Albert Goldsmid was born in Poona, India, the son of Jessie Sarah (née Goldsmit) and Henry Edward Goldsmid. Both of his parents were the great-grandchildren of Aaron Goldsmid, the founder of the Goldsmid family, and his mother was the sister of Major-General Frederic John Goldsmid. His American-born maternal grandmother, Eliza Frances Campbell, was the granddaughter of Revolutionary War aide-de-camp David Franks. His father and maternal grandfather were born Jewish, and had converted to Christianity to achieve social and economic opportunities that were denied Jews. As an adult, Goldsmid converted to Judaism and always maintained that being Jewish had not impinged upon his military career. In his later years, he identified himself as the living personification of George Eliot's Daniel Deronda. Eliot's book was transformative for Zionist development and understanding amongst Jews and non-Jews. Goldsmid's wife, Ida Stewart Hendriks, was also a convert to Judaism; she had been raised a Christian by her Protestant mother and Jewish-born father (Ida Hendriks' paternal great-great-great-grandfather had also been Aaron Goldsmid).
In June 1866, having passed out from Sandhurst, Goldsmid was commissioned into the 104th Foot. He became adjutant of battalion in 1871, captain in May, 1878, major in 1883, lieutenant-colonel in 1888, and colonel on 21 April 1894. In 1892 Colonel Goldsmid was selected by Baron de Hirsch to supervise the Jewish colonies in Argentina, but retired from the task to take up his appointment as colonel-in-command of the Welsh regimental district at Cardiff in 1894. In 1897 he was promoted chief of staff, with the grade of assistant adjutant-general in the Thames district.
At the departure of the Aldershot staff with Sir Redvers Buller in the conflict with the Boers in 1899, he acted as chief staff-officer at the camp at Aldershot, and was entrusted with the duties of mobilization. In December, 1899, when the sixth division of the South-African field force was mobilized, Goldsmid was selected as chief staff-officer to General Thomas Kelly-Kenny with the grade of assistant adjutant-general, and in that capacity was present at the battle of Paardeberg.

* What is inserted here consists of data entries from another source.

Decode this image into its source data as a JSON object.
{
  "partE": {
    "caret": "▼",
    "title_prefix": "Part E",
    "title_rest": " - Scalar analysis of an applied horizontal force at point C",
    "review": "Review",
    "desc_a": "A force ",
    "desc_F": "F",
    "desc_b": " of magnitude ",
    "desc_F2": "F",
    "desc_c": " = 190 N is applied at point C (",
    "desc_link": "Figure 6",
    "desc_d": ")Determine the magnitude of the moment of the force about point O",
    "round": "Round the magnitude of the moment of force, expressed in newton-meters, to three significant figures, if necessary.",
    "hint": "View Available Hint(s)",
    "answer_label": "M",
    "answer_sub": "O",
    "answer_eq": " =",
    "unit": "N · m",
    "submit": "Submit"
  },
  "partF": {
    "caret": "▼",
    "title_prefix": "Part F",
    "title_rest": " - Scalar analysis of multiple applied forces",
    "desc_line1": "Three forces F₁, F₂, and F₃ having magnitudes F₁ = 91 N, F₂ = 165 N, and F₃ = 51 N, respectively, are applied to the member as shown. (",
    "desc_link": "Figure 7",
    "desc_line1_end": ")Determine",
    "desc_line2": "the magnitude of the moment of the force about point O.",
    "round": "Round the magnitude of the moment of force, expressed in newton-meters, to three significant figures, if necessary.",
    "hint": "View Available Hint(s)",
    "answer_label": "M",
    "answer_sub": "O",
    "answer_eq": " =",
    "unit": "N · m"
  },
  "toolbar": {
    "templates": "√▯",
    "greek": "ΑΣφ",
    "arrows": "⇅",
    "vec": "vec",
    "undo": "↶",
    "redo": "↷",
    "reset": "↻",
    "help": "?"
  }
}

During the earlier stages of the war he was commandant of the Orange River, Herbert, and Hay districts, 1900. After his service in South Africa, he was placed on half-pay in July 1901.
Goldsmid was the highest ranking Jewish officer in the British Army in the 19th century.
Colonel Goldsmid was an ardent Zionist, and head of the Hovevei Zion of Great Britain and Ireland. From 1896-1904 he was associated with Theodor Herzl as the head of the British Zionist movement and the key contact in the failed Zionist effort to establish a British Zionist protectorate in the Northern Sinai area of El Arish.
- Sokolow, Nahum (1919). History of Zionism, 1600-1918, Volume 1. Longmans, Green and Co.
- Lehman, Emil (1996). The tents of Michael: the life and times of Colonel Albert Williamson Goldsmid. University Press of America. p. 5. ISBN 0-7618-0426-9.
- The Tents of Michael, The Life and Times of Colonel Albert Williamson Goldsmid, Emil Lehman, University Press of America, 1996 978-0761804260
- Kadish, Sharman (1995). 'A good Jew and a good Englishman': the Jewish Lads' & Girls' Brigade, 1895-1995. Vallentine Mitchell. pp. 4, 5, 6. ISBN 0-85303-306-4.
- World Union of Jewish Studies (1993). Proceedings of the ... World Congress of Jewish Studies, Part 2, Volume 3. World Union of Jewish Studies.
- The London Gazette: . 26 July 1901.
- The Complete Diaries of Theodor Herzl, edited by Raphael Patai, translated by Harry Zohn, vol 1, Herzl Press and Thomas Yoseloff Press, New York, New York 1960.